It doesn’t particularly affect me. The Krays – Dead Man Walking did pretty much the same DVD business last year as Age of Kill did in 2015. Our audience still buy physical copies of films. They know that unless it’s a Netflix premiere it won’t be on that platform. A much, much bigger problem for us is piracy. Its almost impossible to fight, nobody takes it seriously but to put it in simple numbers there’s probably 1000% (one thousand) increase in people watching my films illegally than watching them through proper channels. Now that is depressing.
Would you like to work for Netflix or one of the other streaming services?
Of course – who wouldn’t? And we are developing projects that fit those models.
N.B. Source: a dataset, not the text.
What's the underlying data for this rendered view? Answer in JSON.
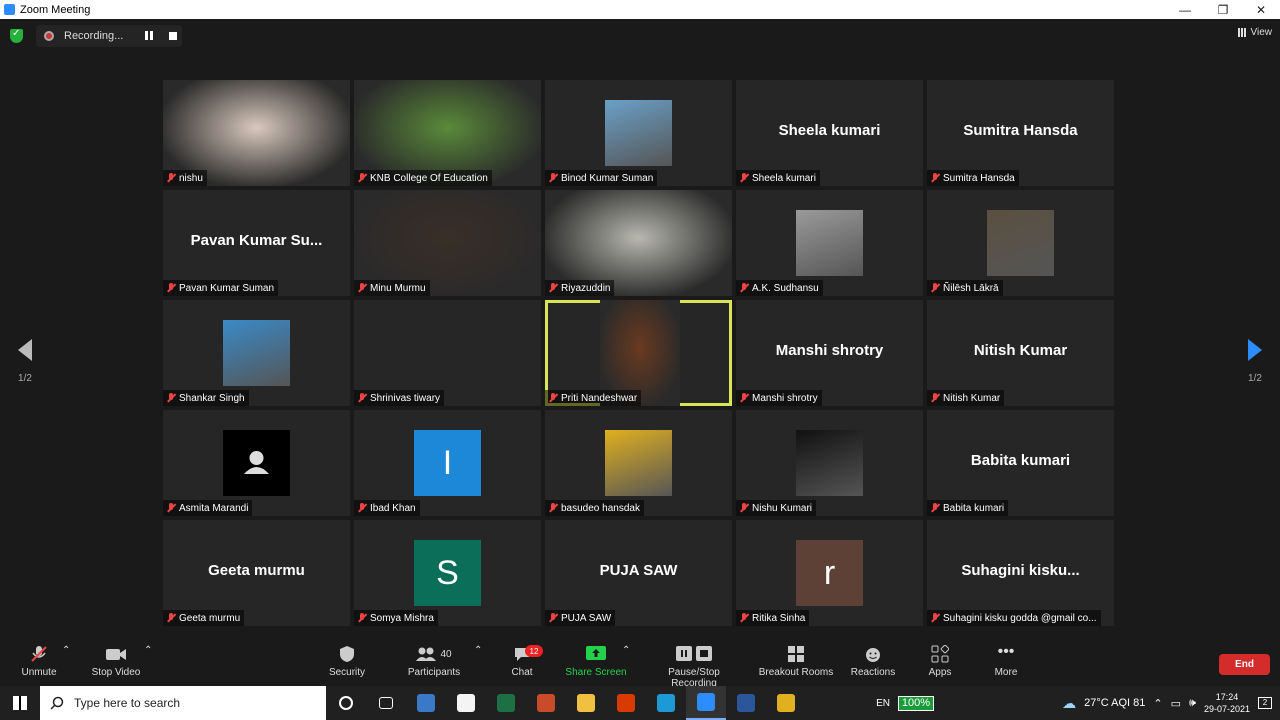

They are quite substantially different to our film projects though. People think you just type a script and then shoot it but development is a far lengthier and complex process than that, sometimes it takes years to actually get something in good enough shape to shoot (if you actually care about your product!).
What do you think the future of the movie business looks like?
I think there will be a kickback against CGI-driven movies. I think film is cyclical and the cracks will start to show in this particular cycle in the next year or so. We’ve spent so too long focussing on CGI and IP and not enough time building new stars. I think the Marvel films will suffer without the huge star power (and brilliant acting) of Robert Downey Jnr holding them together. And I think Marvel and Star Wars set the CGI bar so high that audiences won’t accept anything but the very best – I don’t like slating other people’s films but based on the trailer that new Terminator film looks decidedly second rate. So anyway, I think story will start to become crucial again – you can almost see it coming via horror films – look how successful Halloween was last year – yes it had special effects, but it is still basically a guy in a mask with a cleaver. It didn’t need robots and aliens and guys picking up cars and throwing them. I hope that’s what will happen anyway.
What do you do for fun?
Outside of work my life is my family. Janine and I have 4 kids which keeps us very busy indeed and we really do spend almost all of our time with them. We go to the cinema and out to eat a lot and we often see friends in London for dinner. It is a bit of a cliché, but when I was younger I was a bit of a party boy, always looking for the next adventure but as soon as I met Janine I found the adventure of a lifetime. We like travelling and going to nice places of course but we also like staying at home watching blu rays (we’ve most recently rewatched The Godfather trilogy, The Untouchables and Jaws 3D… the latter is one of my guilty pleasures). Sometimes in life meeting the right person can change everything. It is also really nice that she understands my business – not only because she’s in the same game but because she’s incrediblyintelligent. One thing I have learned is that no matter how hard you work at your job, you’re never going to work as hard as a mother bringing up 4 kids. They wear so many different hats and get so little thanks. I’m totally in awe of what she has achieved and how she juggles the needs of so many people. I say this a lot but I’m one lucky SOB.
2019 has been the year of things going on ‘behind the scenes’ with me. I have worked harder and longer than I ever have putting something very big together, but at the expense of actually making any films, which of course given my quantifiable productivity in the past makes people think I have packed up and retired. Nothing could be further from the truth but sometimes you have to step back and focus on the bigger picture. I’m very nearly finished with it and then I’ll be back in full force. Sorry that sounds a bit cloak and dagger but I don’t want to jinx anything.